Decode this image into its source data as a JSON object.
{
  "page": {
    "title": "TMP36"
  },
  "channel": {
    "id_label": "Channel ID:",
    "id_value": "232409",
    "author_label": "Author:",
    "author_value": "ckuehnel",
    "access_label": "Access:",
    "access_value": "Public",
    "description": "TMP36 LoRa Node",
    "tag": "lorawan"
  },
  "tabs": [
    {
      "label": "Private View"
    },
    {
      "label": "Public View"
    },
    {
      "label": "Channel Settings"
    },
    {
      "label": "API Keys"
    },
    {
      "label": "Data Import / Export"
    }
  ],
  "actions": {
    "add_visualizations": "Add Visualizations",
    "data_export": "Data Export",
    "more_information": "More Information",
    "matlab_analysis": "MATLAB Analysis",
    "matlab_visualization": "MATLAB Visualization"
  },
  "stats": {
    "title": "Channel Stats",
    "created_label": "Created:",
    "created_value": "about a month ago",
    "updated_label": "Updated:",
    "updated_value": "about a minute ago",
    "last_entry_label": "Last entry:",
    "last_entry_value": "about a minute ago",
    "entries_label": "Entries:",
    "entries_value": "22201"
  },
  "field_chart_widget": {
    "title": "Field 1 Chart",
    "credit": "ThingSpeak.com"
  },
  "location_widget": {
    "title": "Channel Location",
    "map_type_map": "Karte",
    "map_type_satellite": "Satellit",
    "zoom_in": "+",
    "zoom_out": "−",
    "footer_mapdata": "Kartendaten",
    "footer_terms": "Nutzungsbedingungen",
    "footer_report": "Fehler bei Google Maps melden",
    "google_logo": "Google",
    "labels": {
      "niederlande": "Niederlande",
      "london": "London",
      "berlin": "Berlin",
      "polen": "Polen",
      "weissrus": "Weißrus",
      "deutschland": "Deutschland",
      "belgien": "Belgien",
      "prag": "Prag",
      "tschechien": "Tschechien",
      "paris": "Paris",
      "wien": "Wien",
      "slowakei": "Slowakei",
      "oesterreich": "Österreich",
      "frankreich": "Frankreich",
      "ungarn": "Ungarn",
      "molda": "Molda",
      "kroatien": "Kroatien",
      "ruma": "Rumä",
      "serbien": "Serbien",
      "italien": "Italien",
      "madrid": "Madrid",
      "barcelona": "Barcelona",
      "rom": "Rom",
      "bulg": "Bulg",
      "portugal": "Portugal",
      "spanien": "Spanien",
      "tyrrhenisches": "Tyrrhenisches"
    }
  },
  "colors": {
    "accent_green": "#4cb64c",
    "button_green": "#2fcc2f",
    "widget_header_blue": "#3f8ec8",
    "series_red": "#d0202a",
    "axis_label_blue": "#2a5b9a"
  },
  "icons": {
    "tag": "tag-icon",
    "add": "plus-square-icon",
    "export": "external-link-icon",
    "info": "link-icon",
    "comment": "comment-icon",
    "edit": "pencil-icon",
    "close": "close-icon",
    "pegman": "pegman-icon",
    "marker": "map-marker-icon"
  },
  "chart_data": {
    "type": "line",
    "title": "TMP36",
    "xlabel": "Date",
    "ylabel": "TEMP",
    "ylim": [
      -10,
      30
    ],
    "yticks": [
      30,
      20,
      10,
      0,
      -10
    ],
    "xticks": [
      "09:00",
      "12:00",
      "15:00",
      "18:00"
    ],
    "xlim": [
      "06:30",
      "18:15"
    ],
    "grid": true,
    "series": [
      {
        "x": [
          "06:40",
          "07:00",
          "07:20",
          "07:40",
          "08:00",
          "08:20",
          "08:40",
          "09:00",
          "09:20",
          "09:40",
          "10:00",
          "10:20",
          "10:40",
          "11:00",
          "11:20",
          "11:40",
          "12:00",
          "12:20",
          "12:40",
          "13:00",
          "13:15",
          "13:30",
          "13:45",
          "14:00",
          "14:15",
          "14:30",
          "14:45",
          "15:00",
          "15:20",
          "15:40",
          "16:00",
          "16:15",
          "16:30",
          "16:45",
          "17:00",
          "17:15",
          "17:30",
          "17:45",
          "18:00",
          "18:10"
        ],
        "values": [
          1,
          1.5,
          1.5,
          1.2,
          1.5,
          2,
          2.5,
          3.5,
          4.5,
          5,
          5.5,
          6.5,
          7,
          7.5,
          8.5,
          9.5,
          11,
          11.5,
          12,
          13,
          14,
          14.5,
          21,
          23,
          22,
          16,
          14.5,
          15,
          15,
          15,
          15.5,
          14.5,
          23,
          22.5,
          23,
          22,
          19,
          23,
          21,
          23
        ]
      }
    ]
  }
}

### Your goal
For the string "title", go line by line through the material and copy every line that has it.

### Reply
    "title": "TMP36"
    "title": "Channel Stats",
    "title": "Field 1 Chart",
    "title": "Channel Location",
    "title": "TMP36",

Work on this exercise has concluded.